Allen apparently argues to the contrary. He gives a historical overview of how the development of theological method, describing key figures, both catholic and protestant. He shows how theological method has developed in a continous dialogue with developments within philosophy, science, and the wider culture.
So, to give readers an impression of what the book is about, I asked Paul some questions about his new book, about theological method, the relation between science and religion, and whether an atheist can be a theologian…

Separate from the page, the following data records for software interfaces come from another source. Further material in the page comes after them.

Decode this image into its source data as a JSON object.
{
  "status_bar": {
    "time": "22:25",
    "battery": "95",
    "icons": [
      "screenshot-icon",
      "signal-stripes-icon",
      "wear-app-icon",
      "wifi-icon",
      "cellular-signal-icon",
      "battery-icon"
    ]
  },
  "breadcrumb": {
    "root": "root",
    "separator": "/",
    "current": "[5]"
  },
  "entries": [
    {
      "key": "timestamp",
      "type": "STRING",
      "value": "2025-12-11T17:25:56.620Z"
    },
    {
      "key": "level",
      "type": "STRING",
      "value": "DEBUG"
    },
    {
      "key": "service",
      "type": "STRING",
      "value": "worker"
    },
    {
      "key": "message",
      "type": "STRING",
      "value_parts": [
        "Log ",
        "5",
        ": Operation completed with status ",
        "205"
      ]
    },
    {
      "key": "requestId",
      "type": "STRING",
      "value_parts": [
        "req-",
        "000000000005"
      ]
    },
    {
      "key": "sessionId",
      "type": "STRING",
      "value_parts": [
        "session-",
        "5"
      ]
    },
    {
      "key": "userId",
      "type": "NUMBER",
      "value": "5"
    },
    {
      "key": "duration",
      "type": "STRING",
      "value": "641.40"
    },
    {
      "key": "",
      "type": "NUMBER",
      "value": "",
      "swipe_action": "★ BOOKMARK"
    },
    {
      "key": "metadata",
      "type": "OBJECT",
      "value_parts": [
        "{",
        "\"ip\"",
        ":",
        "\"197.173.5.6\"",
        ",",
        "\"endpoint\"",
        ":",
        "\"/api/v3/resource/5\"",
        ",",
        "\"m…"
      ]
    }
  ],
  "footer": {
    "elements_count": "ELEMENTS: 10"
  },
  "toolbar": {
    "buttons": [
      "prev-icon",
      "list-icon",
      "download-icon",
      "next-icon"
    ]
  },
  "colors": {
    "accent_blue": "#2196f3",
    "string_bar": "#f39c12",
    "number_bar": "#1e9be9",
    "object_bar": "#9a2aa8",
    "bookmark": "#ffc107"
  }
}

A while ago I read Alain de Botton’s Religion for Atheists (which for some reason was published in Dutch several months before the English edition). I was not too enthusiastic about the book (to put it mildly – and I did put it mildly in the review that I wrote). But then again, I’m no Terry Eagleton.
In the British journalThe Guardian, Eagleton published a short but brilliant review of De Botton’s book. Eagleton writes in his characteristic style, very readable, humorous, ironic, and with a conclusion that I found right on the mark:
What the book does, in short, is hijack other people’s beliefs, empty them of content and redeploy them in the name of moral order, social consensus and aesthetic pleasure. It is an astonishingly impudent enterprise. It is also strikingly unoriginal.
Finally, I already feared that the book would never see the light of day! Fortunately, I just found out that the Blackwell Companion to Science and Religion, edited by J.B. Stump and Alan Padgett, is on it’s way to being published.
According to Amazon.com the book will be out in June 2012 (but look below at the Addendum). With a bit of luck the publisher is able to get the book out sooner. The book is already available for pre-ordering.
My contribution to the book is a chapter on the work of Arthur Peacocke.
The description on Amazon’s website states:
A cutting-edge survey of contemporary thought at the intersection of science and Christianity.
- Provides a cutting-edge survey of the central ideas at play at the intersection of science and Christianity through 54 original articles by world-leading scholars and rising stars in the discipline
- Focuses on Christianity’s interaction with Science to offer a fine-grained analysis of issues such as multiverse theories in cosmology, convergence in evolution, Intelligent Design, natural theology, human consciousness, artificial intelligence, free will, miracles, and the Trinity, amongst many others
- Addresses major historical developments in the relationship between science and Christianity, including Christian patristics, the scientific revolution, the reception of Darwin, and twentieth century fundamentalism
- Divided into 9 Parts: Historical Episodes; Methodology; Natural Theology; Cosmology & Physics; Evolution; The Human Sciences; Christian Bioethics; Metaphysical Implications; The Mind; Theology; and Significant Figures of the 20thCentury
- Includes diverse perspectives and broadens the conversation from the Anglocentric tradition
Addendum, 27 January 2012: I just received a notification of the editors that the Companion has been proofed and indexed and is now off into typesetting and printing. Although Amazon.com mentions June as the publication date, Blackwell expects the book to come out already in April.